Data about app and page elements:
· · · ·

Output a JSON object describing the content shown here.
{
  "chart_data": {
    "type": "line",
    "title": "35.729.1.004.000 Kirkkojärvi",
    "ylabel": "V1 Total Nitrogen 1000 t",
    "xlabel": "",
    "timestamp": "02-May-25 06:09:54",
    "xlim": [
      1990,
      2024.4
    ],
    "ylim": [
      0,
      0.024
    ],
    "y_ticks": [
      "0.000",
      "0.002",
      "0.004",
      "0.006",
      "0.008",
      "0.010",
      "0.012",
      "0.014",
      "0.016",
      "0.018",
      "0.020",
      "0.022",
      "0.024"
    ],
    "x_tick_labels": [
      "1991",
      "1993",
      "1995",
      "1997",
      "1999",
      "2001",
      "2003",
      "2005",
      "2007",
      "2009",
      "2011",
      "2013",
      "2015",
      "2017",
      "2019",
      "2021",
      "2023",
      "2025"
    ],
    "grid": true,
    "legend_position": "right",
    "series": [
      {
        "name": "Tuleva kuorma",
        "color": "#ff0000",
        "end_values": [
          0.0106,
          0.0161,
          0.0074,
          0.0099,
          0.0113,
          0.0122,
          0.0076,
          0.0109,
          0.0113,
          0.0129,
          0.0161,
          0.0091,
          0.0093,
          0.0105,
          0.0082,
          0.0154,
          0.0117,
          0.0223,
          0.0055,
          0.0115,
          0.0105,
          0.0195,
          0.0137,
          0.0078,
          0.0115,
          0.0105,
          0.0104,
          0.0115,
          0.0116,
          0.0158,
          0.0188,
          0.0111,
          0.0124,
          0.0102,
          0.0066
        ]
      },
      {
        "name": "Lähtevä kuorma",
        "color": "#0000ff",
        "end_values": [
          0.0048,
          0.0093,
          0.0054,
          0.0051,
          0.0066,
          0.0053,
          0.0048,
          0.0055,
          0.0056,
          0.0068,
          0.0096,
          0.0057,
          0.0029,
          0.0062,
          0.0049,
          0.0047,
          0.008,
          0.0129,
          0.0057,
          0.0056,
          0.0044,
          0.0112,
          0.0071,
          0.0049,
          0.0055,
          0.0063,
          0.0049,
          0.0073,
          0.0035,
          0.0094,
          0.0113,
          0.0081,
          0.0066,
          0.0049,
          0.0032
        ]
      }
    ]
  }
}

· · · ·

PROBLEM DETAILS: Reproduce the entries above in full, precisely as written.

EXERCISE OUTPUT:
Output a JSON object describing the content shown here.
{
  "chart_data": {
    "type": "line",
    "title": "35.729.1.004.000 Kirkkojärvi",
    "ylabel": "V1 Total Nitrogen 1000 t",
    "xlabel": "",
    "timestamp": "02-May-25 06:09:54",
    "xlim": [
      1990,
      2024.4
    ],
    "ylim": [
      0,
      0.024
    ],
    "y_ticks": [
      "0.000",
      "0.002",
      "0.004",
      "0.006",
      "0.008",
      "0.010",
      "0.012",
      "0.014",
      "0.016",
      "0.018",
      "0.020",
      "0.022",
      "0.024"
    ],
    "x_tick_labels": [
      "1991",
      "1993",
      "1995",
      "1997",
      "1999",
      "2001",
      "2003",
      "2005",
      "2007",
      "2009",
      "2011",
      "2013",
      "2015",
      "2017",
      "2019",
      "2021",
      "2023",
      "2025"
    ],
    "grid": true,
    "legend_position": "right",
    "series": [
      {
        "name": "Tuleva kuorma",
        "color": "#ff0000",
        "end_values": [
          0.0106,
          0.0161,
          0.0074,
          0.0099,
          0.0113,
          0.0122,
          0.0076,
          0.0109,
          0.0113,
          0.0129,
          0.0161,
          0.0091,
          0.0093,
          0.0105,
          0.0082,
          0.0154,
          0.0117,
          0.0223,
          0.0055,
          0.0115,
          0.0105,
          0.0195,
          0.0137,
          0.0078,
          0.0115,
          0.0105,
          0.0104,
          0.0115,
          0.0116,
          0.0158,
          0.0188,
          0.0111,
          0.0124,
          0.0102,
          0.0066
        ]
      },
      {
        "name": "Lähtevä kuorma",
        "color": "#0000ff",
        "end_values": [
          0.0048,
          0.0093,
          0.0054,
          0.0051,
          0.0066,
          0.0053,
          0.0048,
          0.0055,
          0.0056,
          0.0068,
          0.0096,
          0.0057,
          0.0029,
          0.0062,
          0.0049,
          0.0047,
          0.008,
          0.0129,
          0.0057,
          0.0056,
          0.0044,
          0.0112,
          0.0071,
          0.0049,
          0.0055,
          0.0063,
          0.0049,
          0.0073,
          0.0035,
          0.0094,
          0.0113,
          0.0081,
          0.0066,
          0.0049,
          0.0032
        ]
      }
    ]
  }
}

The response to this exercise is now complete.